* [What to produce] If a line in the entries below holds the string "woman", copy it.

* [Data shown]

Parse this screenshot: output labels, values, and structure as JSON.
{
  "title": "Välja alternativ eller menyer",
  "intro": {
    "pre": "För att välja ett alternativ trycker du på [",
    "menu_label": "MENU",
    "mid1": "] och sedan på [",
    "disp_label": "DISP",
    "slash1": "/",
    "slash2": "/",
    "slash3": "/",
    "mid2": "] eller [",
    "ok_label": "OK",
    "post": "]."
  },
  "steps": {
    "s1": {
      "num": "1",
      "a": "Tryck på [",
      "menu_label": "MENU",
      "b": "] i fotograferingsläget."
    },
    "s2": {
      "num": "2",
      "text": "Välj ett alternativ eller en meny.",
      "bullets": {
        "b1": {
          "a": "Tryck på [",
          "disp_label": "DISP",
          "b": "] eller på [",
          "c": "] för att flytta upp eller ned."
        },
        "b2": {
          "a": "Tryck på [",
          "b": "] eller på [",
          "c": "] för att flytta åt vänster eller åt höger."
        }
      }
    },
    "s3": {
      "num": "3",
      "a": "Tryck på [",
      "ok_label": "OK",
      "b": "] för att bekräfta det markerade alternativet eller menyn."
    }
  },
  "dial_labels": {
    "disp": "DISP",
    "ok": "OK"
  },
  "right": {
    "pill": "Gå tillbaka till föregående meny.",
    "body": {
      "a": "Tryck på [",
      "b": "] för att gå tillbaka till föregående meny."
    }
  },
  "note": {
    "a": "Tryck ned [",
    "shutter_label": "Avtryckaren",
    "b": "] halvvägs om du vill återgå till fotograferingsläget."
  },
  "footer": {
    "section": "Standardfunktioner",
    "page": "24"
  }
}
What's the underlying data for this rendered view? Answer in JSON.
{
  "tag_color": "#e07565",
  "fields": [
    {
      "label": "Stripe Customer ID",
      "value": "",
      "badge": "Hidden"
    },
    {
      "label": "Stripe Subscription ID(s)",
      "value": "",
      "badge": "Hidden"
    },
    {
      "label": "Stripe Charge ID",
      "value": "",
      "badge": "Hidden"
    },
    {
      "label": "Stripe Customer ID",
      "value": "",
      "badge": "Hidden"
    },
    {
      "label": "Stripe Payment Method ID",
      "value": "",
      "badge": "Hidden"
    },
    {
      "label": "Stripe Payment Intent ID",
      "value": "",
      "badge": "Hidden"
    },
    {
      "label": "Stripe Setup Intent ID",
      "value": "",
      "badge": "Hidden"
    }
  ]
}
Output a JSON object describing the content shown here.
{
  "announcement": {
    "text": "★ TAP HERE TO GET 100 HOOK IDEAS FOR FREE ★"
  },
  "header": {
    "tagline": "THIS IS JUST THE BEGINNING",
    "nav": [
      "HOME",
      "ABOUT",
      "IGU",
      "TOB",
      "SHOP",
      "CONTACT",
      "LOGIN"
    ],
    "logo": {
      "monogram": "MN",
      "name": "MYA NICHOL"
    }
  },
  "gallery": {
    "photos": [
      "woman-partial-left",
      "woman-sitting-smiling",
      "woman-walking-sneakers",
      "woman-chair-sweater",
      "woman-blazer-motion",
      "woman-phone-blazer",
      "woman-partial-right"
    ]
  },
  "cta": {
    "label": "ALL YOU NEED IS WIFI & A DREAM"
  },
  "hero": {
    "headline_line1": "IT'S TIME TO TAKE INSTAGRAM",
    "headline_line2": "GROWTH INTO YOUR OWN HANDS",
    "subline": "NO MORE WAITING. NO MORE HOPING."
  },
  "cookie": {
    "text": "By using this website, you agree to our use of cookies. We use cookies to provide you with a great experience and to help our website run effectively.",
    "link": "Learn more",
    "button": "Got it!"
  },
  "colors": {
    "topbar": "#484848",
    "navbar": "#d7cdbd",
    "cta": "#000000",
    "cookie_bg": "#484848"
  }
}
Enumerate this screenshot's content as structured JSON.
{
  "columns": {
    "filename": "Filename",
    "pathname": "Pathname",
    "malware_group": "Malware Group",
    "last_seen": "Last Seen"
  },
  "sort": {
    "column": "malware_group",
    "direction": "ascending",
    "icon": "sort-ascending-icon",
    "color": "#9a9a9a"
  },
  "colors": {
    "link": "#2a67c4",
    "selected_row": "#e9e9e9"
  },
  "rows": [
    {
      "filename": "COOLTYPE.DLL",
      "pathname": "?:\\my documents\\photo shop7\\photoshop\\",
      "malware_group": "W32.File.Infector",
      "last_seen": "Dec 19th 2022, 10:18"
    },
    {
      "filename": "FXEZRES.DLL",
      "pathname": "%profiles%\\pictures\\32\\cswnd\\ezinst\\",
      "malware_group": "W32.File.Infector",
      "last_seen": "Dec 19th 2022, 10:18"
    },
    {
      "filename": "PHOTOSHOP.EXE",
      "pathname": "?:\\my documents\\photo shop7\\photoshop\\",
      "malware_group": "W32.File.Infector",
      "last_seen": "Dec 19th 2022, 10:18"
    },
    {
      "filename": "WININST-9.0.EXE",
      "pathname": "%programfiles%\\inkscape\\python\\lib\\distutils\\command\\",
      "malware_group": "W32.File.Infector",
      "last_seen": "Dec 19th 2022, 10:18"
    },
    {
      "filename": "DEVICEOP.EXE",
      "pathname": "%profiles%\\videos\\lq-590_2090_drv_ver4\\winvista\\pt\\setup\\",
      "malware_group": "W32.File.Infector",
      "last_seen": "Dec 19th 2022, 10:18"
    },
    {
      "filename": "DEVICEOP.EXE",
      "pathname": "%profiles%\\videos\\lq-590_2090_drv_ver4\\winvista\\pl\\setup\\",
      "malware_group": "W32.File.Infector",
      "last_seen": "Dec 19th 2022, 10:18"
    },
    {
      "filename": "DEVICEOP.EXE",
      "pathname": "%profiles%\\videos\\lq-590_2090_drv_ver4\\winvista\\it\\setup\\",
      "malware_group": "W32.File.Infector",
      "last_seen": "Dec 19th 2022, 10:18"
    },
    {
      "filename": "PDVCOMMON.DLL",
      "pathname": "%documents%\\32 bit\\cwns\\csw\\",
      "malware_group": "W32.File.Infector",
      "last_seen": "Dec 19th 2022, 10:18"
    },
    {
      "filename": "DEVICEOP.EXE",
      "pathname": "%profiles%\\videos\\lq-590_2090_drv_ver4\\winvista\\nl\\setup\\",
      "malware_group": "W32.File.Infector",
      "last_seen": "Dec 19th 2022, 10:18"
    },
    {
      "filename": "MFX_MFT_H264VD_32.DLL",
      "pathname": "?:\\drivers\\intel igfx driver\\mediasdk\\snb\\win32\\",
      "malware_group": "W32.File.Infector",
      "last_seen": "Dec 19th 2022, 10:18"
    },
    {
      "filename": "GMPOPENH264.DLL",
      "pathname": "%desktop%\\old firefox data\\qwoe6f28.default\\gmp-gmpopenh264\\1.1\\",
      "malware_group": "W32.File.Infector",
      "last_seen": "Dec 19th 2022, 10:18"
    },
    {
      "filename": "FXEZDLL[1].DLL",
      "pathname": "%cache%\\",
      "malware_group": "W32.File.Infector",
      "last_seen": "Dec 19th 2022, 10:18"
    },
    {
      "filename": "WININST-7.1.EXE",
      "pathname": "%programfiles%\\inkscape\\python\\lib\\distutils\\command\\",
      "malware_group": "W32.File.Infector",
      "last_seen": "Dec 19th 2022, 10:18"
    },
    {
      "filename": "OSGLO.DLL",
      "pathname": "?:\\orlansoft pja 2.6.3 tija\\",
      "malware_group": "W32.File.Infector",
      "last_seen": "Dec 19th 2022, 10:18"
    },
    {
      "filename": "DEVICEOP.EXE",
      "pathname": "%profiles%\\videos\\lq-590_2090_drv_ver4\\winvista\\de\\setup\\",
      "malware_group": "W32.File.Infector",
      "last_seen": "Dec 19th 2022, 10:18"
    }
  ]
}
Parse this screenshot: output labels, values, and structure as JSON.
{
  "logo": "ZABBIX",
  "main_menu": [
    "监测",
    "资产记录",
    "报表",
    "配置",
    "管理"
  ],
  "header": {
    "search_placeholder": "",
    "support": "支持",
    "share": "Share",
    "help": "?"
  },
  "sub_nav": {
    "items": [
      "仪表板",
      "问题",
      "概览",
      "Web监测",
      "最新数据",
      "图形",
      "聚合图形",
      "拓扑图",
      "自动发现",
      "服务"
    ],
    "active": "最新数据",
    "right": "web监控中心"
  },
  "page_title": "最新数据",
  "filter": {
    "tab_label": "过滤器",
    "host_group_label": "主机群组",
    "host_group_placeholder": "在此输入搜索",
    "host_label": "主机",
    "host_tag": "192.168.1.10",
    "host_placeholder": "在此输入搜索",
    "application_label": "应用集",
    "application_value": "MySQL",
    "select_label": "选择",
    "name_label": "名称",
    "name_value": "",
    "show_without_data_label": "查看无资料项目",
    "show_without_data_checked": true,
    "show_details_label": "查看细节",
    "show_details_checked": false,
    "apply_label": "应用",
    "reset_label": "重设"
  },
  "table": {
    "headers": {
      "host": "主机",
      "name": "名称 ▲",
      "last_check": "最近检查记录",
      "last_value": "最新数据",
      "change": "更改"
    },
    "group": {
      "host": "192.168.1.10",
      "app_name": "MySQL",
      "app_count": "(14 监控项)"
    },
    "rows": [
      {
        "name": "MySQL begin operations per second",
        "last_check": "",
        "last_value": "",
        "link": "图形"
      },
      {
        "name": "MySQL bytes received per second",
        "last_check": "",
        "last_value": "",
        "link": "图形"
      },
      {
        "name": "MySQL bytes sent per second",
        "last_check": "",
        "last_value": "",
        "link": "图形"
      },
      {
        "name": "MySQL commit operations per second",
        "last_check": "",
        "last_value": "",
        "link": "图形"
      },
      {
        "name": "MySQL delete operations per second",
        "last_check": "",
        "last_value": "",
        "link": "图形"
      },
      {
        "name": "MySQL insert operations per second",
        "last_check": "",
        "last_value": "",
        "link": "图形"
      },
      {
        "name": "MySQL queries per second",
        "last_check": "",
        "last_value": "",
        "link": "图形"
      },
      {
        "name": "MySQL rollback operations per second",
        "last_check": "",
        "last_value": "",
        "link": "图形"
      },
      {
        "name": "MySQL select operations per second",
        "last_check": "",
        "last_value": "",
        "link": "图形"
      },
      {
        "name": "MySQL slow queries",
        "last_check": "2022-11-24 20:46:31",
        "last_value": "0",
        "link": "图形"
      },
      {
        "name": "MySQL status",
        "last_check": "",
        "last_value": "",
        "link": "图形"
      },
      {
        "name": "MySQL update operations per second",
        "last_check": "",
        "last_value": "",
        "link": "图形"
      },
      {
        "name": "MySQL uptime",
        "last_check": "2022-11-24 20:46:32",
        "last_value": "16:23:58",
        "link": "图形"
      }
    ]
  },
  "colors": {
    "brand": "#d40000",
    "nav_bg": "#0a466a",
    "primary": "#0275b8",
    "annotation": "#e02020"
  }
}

* [Exercise result]
      "woman-partial-left",
      "woman-sitting-smiling",
      "woman-walking-sneakers",
      "woman-chair-sweater",
      "woman-blazer-motion",
      "woman-phone-blazer",
      "woman-partial-right"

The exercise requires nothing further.